                              I'd also like to add that this beer should be served and stored at cellar temperatures (45F-50F), and *NOT* in the fridge. Emily's husband's friend was probably unable to appreciate the complex flavors and aromas at such a cold serving temperature.

                              Is it worth it today? Well, if you consider that people are paying in excess of ten thousand dollars today for some of the best wines in the world, by comparison we are extremely lucky that the best beer in the world is attainable for a tiny fraction of that price.

                              I'd recommend you go get a bottle or two each of Rochefort 10 and St. Bernardus 12 and try them. If you don't think those are really great beers, you would only be wasting money ordering some Westvleteren 12's.

                              1. re: mrgeocool

                                I've had the St. Bernardus 12, and found it to be exceptional. Haven't had the Rochefort as of yet.

                                1. re: DapperDave

                                  Well, then, I think you'll agree that the Westvleteren 12 is even better if you go for it. For me, I'm just trying to learn how to brew it myself.

                      2. re: californiabeerandpizza

                        just found picture of my receipt the other day. eur.10.50 for a six pack. and back then one could show up at the source any time and buy as many.

                      3. re: EmilyE

                        Wow... thats almost as horrifying a story as my friends teenage son and his buddies getting into his Scotch collection when they were drunk including a 32 year old Scottish number he valued at $700. Id have been hard pressed not to strangle someone in either case... You are fortunate that your husband was so understanding about it. And hey now you know what you can get him as an anniversary present. ;)

                        1. re: EmilyE

                          >something that special and rare should have been clearly marked not

                          What are you supposed to do, just stare at it? ;-)

                          1. re: LStaff

                            I spent a week in Belgium LY. Westy 12 and Rochefort 10 were by far my favorite beers.
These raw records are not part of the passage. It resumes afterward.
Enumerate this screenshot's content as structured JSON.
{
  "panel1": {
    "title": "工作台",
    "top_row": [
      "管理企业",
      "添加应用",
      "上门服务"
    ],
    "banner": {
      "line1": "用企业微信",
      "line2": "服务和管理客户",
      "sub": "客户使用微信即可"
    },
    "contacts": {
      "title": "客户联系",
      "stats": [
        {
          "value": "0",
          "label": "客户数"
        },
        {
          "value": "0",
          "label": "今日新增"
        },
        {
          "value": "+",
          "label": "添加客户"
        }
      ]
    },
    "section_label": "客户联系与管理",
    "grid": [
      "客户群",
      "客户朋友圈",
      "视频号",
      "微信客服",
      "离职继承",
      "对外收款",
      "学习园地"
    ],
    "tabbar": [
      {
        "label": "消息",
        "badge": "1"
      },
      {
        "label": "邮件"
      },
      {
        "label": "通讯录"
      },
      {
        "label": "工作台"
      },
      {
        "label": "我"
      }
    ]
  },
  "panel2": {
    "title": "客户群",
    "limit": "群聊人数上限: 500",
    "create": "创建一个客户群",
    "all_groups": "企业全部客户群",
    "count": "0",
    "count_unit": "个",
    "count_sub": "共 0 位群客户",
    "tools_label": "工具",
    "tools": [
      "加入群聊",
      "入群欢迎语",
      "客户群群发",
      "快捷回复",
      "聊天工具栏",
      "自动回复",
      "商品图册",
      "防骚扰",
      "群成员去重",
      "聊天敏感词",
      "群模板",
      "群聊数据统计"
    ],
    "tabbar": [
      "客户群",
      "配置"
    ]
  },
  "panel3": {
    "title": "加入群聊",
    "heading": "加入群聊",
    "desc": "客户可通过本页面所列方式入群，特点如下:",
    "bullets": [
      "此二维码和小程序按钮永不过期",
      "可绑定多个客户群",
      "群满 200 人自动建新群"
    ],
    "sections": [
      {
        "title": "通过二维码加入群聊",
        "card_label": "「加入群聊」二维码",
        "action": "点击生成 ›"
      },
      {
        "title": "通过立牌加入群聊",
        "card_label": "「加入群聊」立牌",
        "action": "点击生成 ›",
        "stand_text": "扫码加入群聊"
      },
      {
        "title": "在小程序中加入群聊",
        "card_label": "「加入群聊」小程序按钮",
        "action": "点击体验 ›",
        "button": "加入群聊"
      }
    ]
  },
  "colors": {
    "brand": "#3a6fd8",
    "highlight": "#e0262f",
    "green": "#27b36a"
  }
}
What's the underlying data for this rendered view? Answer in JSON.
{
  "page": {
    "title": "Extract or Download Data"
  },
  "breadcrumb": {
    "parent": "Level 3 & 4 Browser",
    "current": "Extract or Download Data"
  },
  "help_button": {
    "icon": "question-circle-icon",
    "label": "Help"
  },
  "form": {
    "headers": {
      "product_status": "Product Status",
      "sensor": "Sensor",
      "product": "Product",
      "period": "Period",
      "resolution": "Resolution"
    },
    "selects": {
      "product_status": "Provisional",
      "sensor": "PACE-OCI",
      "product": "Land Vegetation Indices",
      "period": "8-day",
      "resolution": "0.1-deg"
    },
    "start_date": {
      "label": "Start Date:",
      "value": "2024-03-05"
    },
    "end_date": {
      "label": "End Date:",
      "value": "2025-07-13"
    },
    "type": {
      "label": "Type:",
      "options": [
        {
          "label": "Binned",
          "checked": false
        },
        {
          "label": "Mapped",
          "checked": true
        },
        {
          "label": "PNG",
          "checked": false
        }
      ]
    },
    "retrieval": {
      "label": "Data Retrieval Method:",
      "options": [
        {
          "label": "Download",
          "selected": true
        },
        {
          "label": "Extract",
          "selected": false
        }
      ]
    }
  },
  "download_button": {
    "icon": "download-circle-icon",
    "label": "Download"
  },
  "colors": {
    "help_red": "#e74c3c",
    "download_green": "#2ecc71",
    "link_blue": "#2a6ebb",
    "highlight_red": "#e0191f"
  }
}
Westy is my favorite one..ever to be honest.....the flavor notes are amazing for a beer... It was around 7 euros a bottle in stores in Brussels and Brugge.....but I bought about 8 if that tells you something...and I am by no means rich....

                            money is all relative...I am sure we all drop $40 on dumber things then the worlds best beer

                        2. Hey!

                          I enjoyed having one of these W12 for $34.95 in Toronto, but would reserve future purchases for when I travel. Least I can say I really like the one I tried.

                          Is St Bernardus just as good, well it is a different beer. The 2010 St. Bernie does not taste as good to me as the excellent 2005 St. Bernie. Is Rochefort 10 just as good, same story - batches are slightly different, but I'd say the R10 is probably better overall & a little more 'rustic' like the W12, in a way the SB12 is not. A case or Rochefort 10 - while still SIGHTLY hard to pin down at times - is still an affordable luxury & much more worthwhile in North America that chasing down Westy 12 in quantity.

                          In fact I may just order a case of R10 considering my own advice!

                          2 Replies
                          1. re: JonasOftoronto

                            Ya, I just paid a ton of money to have a Westy 12 shipped by Struise Yeast Store. It surprisingly made it to Toronto in just over a week without any state interference. I'll see how it compares to other quads, but I really just paid the premium to get to try it once. I have a dozen of the 2010 St. Bernadus 12 now, but didn't like it as much as I remember from a couple year old bottle at Beer Bistro. I'll let them age a bit and see.

                            1. re: kwjd

                              Almost guarantee the St Bernie 12 which doesn't taste right now but will in six months to a year or so. It will keep past five.